We’ve had so much rain this summer and lots of it in a short periods of time. Rain is terrific for our yards, trees, flowers and to replenish our water supply, but bad for our homes, especially those with basements. I don’t know if you knew that home insurance does not cover water damage if outside water comes into your home. Did you see the floods that flowed through Ellicott City in Maryland a month or so ago or the flood currently flowing through a small town near Philadelphia? Unless those folks have FEMA’s Flood insurance policy, they will not have coverage to repair their damage or replace their personal property!
If you feel that you are in a low lying area that has a potential for lots of flowing water to pour through your yard or stand and fill up your yard, then you may want to look into a flood insurance policy.
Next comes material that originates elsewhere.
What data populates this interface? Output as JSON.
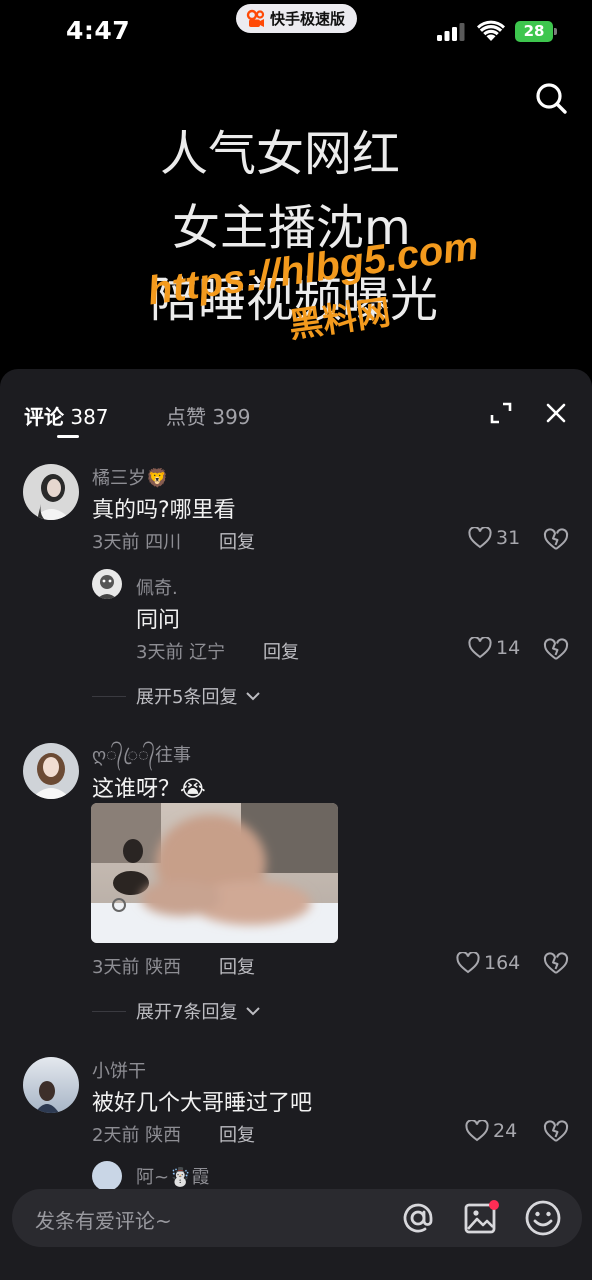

If you are in a 100 year, 50 year, 25 year or definite flood zone, you should have been told that when you purchased your home. Some homes are in areas that are not considered flood zones, however, with changes being made to typography in and around your neighborhoods and homes, can create waterways that can direct water toward your home. When it is raining hard and water is flowing, look to see where it is going. If you see that it is flowing through your yard or filling up near your home with a potential to spill over into your yard and home, you need to call your county officials to make corrections. Another way to combat that is to get a flood insurance quote. Chris and I can help you.
Auto insurance will repair your car from an accident, however, it’s up to you and me to keep it in tip top condition to maintain it’s value. To help keep your car looking great, please take proper precautions to keep the sun from severely damaging key components of your vehicle. In fact, it’s not uncommon for the exterior to reach 194 degrees when exposed to direct sunlight! This amount of heat can not only wreak havoc on your car’s finish, but its interior as well! Ways to protect your vehicles:
- Park in the shade – this will keep your interior and exterior from drying and cracking.
- Use a windshield sun protector – Very affordable and will keep your interior cool and help prevent sun damage.
- Install seat covers- to protect leather and keep your seats cool.
- Wash and dry your exterior often – sun and heat can fade and crack the paint of your car. Frequent washing and drying can help remove dirt and dust particles that can cause issues to a vehicles finish.
- Wax your car – This will add a layer of protection against ultraviolet rays.
- Check the tire pressure – Hot pavement and underinflated tires can easily lead to blowouts. Even good tires can lose about one pound of air pressure a month, so it’s important to check them often.
To save from having a claim on your home insurance, when grilling, never place the grill on your deck to cook. Grills heat up and can catch deck on fire or worse catch your home on fire.